DYSFUNCTION is ultimately a dis-ease of ADAPTATION, difficulty or inability to COPE with a real or perceived challenge to meeting a real or perceived biological need.
A first clue that an element of development, ecology, evolution, or physiology is more-or-less dysfunctional is when the organism presents symptoms that affect its ability to cope with challenges to its ability to meet biological NEEDS, an early expression of which is STRESS, manifest at the level of tissues and organ systems. IF persistent, it will be expressed in cognition and behavior.

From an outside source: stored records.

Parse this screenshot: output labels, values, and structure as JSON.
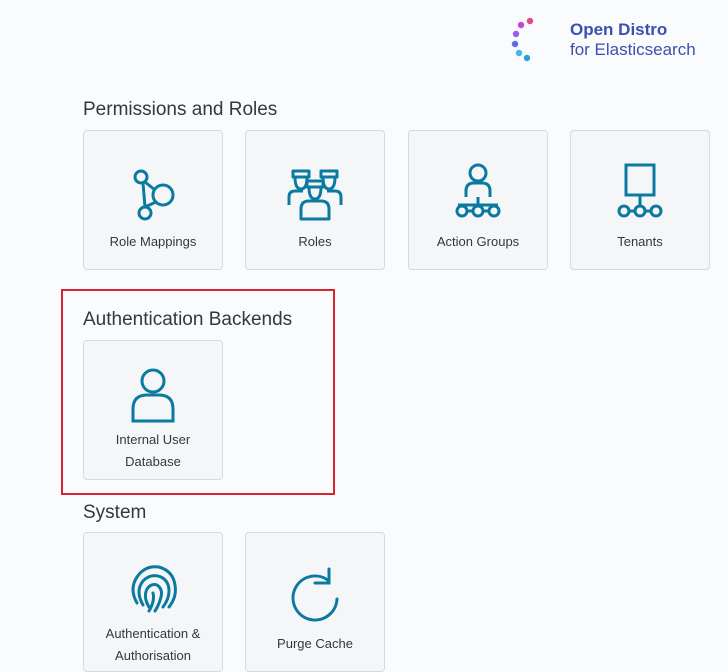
{
  "logo": {
    "line1": "Open Distro",
    "line2": "for Elasticsearch",
    "colors": {
      "text": "#3b50b0",
      "dots": [
        "#e8468f",
        "#c147d9",
        "#5c6de6",
        "#3eb8f0",
        "#2b9edb"
      ]
    }
  },
  "sections": {
    "permissions": {
      "title": "Permissions and Roles",
      "tiles": [
        {
          "label": "Role Mappings",
          "icon": "role-mappings-icon"
        },
        {
          "label": "Roles",
          "icon": "roles-icon"
        },
        {
          "label": "Action Groups",
          "icon": "action-groups-icon"
        },
        {
          "label": "Tenants",
          "icon": "tenants-icon"
        }
      ]
    },
    "auth_backends": {
      "title": "Authentication Backends",
      "tiles": [
        {
          "label_line1": "Internal User",
          "label_line2": "Database",
          "icon": "user-icon"
        }
      ]
    },
    "system": {
      "title": "System",
      "tiles": [
        {
          "label_line1": "Authentication &",
          "label_line2": "Authorisation",
          "icon": "fingerprint-icon"
        },
        {
          "label": "Purge Cache",
          "icon": "refresh-icon"
        }
      ]
    }
  },
  "colors": {
    "icon": "#0a7aa0",
    "highlight": "#d9232e",
    "tile_bg": "#f5f6f8",
    "tile_border": "#d3dae6"
  }
}
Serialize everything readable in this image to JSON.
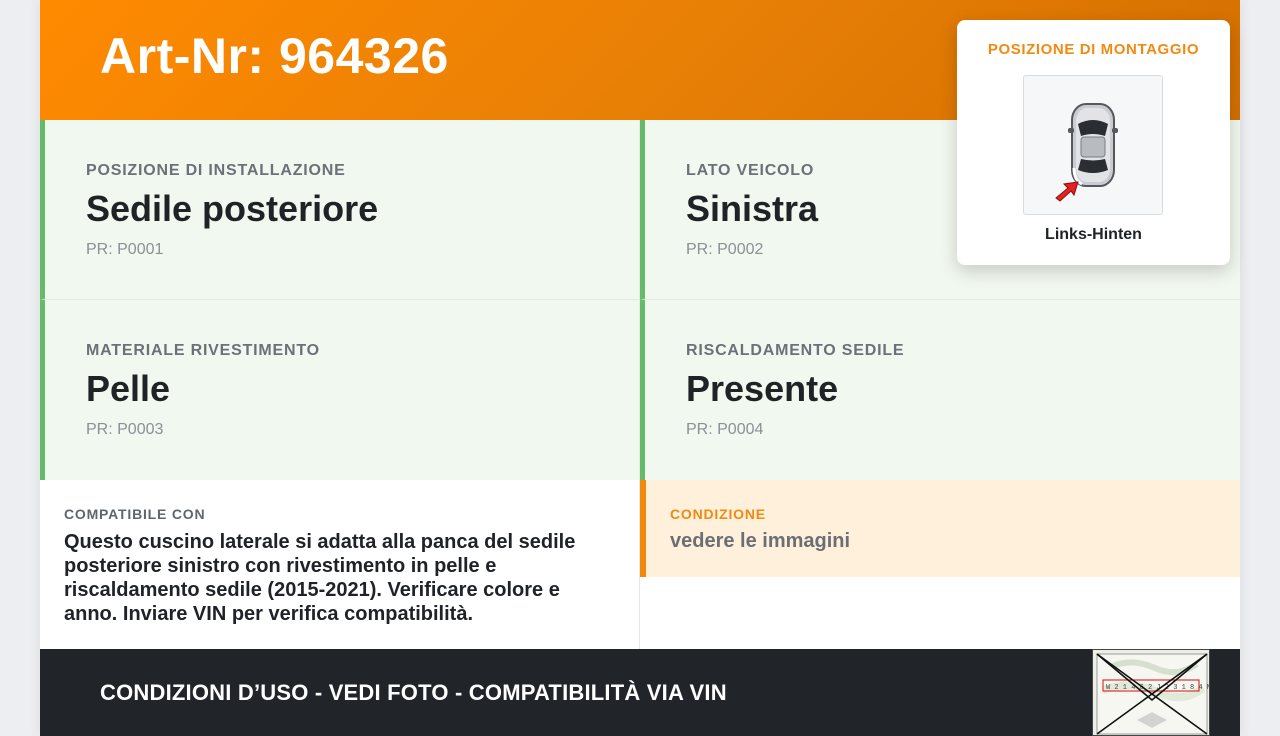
{
  "header": {
    "title": "Art-Nr: 964326"
  },
  "properties": [
    {
      "label": "POSIZIONE DI INSTALLAZIONE",
      "value": "Sedile posteriore",
      "code": "PR: P0001"
    },
    {
      "label": "LATO VEICOLO",
      "value": "Sinistra",
      "code": "PR: P0002"
    },
    {
      "label": "MATERIALE RIVESTIMENTO",
      "value": "Pelle",
      "code": "PR: P0003"
    },
    {
      "label": "RISCALDAMENTO SEDILE",
      "value": "Presente",
      "code": "PR: P0004"
    }
  ],
  "compat": {
    "label": "COMPATIBILE CON",
    "text": "Questo cuscino laterale si adatta alla panca del sedile posteriore sinistro con rivestimento in pelle e riscaldamento sedile (2015-2021). Verificare colore e anno. Inviare VIN per verifica compatibilità."
  },
  "condition": {
    "label": "CONDIZIONE",
    "value": "vedere le immagini"
  },
  "footer": {
    "text": "CONDIZIONI D’USO - VEDI FOTO - COMPATIBILITÀ VIA VIN",
    "thumb_text": "W 2 1 4 6 2 J 2 3 1 8 4 Mercedes-Benz"
  },
  "mounting": {
    "title": "POSIZIONE DI MONTAGGIO",
    "caption": "Links-Hinten",
    "image_icon": "car-top-view-icon",
    "arrow_icon": "rear-left-arrow-icon"
  },
  "colors": {
    "header_orange": "#ff8a00",
    "accent_green": "#66bb6a",
    "condition_orange": "#f08a0c",
    "footer_dark": "#212429"
  }
}
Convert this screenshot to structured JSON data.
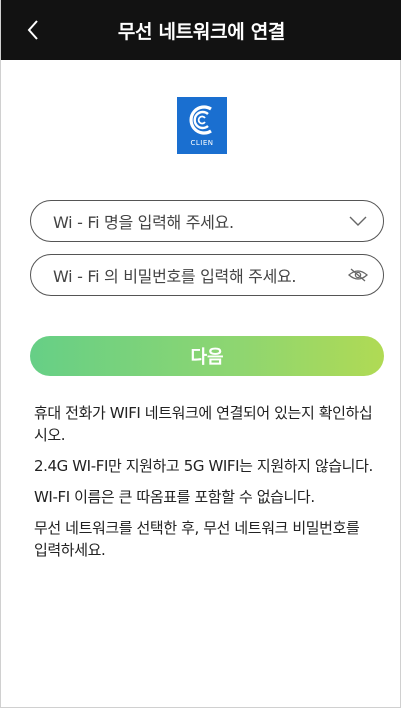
{
  "header": {
    "title": "무선 네트워크에 연결",
    "back_icon": "chevron-left-icon"
  },
  "logo": {
    "text": "CLIEN",
    "color": "#1a6fd0"
  },
  "form": {
    "ssid_placeholder": "Wi - Fi 명을 입력해 주세요.",
    "ssid_icon": "chevron-down-icon",
    "password_placeholder": "Wi - Fi 의 비밀번호를 입력해 주세요.",
    "password_icon": "eye-off-icon",
    "next_label": "다음"
  },
  "notes": [
    "휴대 전화가 WIFI 네트워크에 연결되어 있는지 확인하십시오.",
    "2.4G WI-FI만 지원하고 5G WIFI는 지원하지 않습니다.",
    "WI-FI 이름은 큰 따옴표를 포함할 수 없습니다.",
    "무선 네트워크를 선택한 후, 무선 네트워크 비밀번호를 입력하세요."
  ],
  "colors": {
    "header_bg": "#121212",
    "button_gradient_start": "#66cf86",
    "button_gradient_end": "#b0da54"
  }
}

The problem of variation haunts medical science. In the 19th century, one of the founders of experimental medicine, the French physiologist Claude Bernard, claimed that individual variability was an obstacle to medical judgment. If we could show that the abnormal was a mere quantitative deviation from the normal, he wrote, we would possess the key to treating any given individual, no matter how he or she veered from the rest. After all, if the pathological is merely a deviation from the normal, then not only the aim but the very possibility of the therapeutic act becomes clear: return the sick individual, organ, cell or system back to a normal state. ” –Sholl’s essay, “Nobody is Normal”
Any human trait can be pathologized when developmental or physiological circumstances leads to one of their constituent elements being deficient or expressed in excess (visit A&O notes on the Delphic Maxim]. WE would all likely agree that part of the human condition is more-or-less difficulty in identifying and expressing feelings. In the extreme it is termed “alexithymia,” and some people manifesting these traits are “prone to developing so-called somatic symptoms (bodily complaints such as pain or fatigue) and the use of compulsive behaviours to regulate their feelings, such as binge eating and alcohol abuse.” (read “Dark feelings will haunt us until they are expressed in words,” by Tom Wooldridge (2020) in Psyche, 2020 14 May )
- Making a virtue of necessity? Reading: Witty Ticcy Ray by Oliver Sacks
- “In Their Own Worlds by Sanford Schwartz in NYRB 7 June 2018 READING: